China's Supreme People's Court has issued a notice ordering stricter penalties on violators of intellectual property rights (IPR).
All illegal gains and manufacturing tools of IPR violators should be confiscated and their pirated products shall be destroyed, according to the notice.
Courts should also impose fines large enough to strip pirates of their ability to resume production of illegal copies, said the notice, without giving details about the value of the fines.
Victims of piracy in China have long been complaining that punishments are not severe enough. But experts point out that it is a problem of enforcement rather than of the law.
The Supreme People's Court and the Supreme People's Procuratorate jointly released a judicial interpretation at the end of 2004, decreeing that counterfeiters could be sentenced to up to seven years in prison.

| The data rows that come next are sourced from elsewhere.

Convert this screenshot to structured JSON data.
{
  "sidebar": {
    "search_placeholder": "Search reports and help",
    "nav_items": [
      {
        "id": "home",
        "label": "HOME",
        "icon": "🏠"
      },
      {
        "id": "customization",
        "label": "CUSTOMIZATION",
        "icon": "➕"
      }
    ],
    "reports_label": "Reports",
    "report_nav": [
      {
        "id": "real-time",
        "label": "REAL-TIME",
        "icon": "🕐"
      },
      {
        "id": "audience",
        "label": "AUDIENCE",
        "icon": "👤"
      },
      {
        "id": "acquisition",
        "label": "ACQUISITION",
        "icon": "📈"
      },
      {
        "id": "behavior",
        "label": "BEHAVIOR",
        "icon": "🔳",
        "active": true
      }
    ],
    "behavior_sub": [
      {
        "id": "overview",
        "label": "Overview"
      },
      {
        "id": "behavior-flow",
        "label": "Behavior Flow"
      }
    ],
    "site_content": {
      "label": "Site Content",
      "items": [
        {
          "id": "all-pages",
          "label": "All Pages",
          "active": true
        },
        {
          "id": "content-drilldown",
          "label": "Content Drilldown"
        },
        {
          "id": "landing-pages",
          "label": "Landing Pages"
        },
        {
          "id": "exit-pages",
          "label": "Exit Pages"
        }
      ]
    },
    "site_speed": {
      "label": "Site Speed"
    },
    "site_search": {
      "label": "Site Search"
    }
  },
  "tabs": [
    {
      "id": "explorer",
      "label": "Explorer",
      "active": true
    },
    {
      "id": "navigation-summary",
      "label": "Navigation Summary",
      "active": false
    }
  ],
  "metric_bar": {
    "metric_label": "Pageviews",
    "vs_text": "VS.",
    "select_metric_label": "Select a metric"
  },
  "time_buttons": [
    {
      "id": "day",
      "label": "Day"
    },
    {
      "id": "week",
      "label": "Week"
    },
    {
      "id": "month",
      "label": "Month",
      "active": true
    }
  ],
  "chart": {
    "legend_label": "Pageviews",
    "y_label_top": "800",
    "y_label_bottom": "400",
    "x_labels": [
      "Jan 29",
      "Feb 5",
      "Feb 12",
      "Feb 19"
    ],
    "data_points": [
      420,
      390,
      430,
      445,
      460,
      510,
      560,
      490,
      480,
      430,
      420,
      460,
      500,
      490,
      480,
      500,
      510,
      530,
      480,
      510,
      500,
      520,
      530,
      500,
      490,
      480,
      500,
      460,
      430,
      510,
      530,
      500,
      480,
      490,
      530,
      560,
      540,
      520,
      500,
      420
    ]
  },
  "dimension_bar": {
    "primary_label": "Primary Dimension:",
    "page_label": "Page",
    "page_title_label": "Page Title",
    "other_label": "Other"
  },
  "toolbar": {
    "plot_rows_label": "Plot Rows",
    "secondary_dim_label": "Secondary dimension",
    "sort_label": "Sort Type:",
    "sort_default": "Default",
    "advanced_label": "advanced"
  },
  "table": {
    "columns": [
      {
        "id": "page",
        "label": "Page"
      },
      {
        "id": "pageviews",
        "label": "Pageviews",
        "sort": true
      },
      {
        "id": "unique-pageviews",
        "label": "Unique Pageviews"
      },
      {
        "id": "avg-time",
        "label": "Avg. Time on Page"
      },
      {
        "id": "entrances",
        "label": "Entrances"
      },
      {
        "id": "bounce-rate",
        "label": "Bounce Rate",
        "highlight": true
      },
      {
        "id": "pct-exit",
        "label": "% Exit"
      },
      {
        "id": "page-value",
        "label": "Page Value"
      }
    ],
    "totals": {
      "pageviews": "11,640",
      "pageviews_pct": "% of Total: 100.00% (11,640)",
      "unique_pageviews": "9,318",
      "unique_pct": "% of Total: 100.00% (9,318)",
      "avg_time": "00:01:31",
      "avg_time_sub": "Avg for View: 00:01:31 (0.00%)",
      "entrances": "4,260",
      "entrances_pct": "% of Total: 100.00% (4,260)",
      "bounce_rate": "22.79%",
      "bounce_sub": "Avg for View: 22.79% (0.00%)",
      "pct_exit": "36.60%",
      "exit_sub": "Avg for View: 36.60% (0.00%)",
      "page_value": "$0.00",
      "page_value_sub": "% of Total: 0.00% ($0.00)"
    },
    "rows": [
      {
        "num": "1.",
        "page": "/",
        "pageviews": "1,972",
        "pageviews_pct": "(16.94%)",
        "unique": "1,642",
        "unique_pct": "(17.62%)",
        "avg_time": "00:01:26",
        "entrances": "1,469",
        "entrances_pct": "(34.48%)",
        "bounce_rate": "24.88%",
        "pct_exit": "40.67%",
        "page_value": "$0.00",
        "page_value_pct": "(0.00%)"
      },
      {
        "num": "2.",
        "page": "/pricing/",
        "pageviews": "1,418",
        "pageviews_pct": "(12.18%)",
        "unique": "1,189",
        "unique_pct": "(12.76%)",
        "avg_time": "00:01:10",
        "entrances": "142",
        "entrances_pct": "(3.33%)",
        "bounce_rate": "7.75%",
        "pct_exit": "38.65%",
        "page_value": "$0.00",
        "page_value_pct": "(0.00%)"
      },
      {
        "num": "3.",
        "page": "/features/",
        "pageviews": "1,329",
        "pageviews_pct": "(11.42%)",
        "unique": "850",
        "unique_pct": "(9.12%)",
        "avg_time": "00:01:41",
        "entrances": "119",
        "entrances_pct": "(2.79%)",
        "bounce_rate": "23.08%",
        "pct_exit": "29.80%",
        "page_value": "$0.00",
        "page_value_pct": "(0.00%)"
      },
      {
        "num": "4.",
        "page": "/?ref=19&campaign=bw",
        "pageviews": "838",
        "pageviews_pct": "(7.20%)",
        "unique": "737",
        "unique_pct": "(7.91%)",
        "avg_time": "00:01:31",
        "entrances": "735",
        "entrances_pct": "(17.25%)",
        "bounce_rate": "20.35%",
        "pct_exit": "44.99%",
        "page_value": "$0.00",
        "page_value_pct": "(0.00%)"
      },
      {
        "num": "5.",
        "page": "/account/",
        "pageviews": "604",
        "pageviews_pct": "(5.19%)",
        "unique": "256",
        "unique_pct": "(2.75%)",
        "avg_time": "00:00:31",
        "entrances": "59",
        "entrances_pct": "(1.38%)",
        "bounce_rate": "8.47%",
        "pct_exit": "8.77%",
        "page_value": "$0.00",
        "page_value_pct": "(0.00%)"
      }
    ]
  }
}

Criminal penalties will be imposed on people earning an illegal income of more than 30,000 yuan (US$3,700), or producing more than 1,000 pirated copies, according to the interpretation.
Official statistics show that Chinese courts handled a total of 3,567 cases concerning the manufacture of fake products and illegal sales of pirated products in 2005, a rise of 28 percent over the previous year.
(Xinhua News Agency January 17, 2007)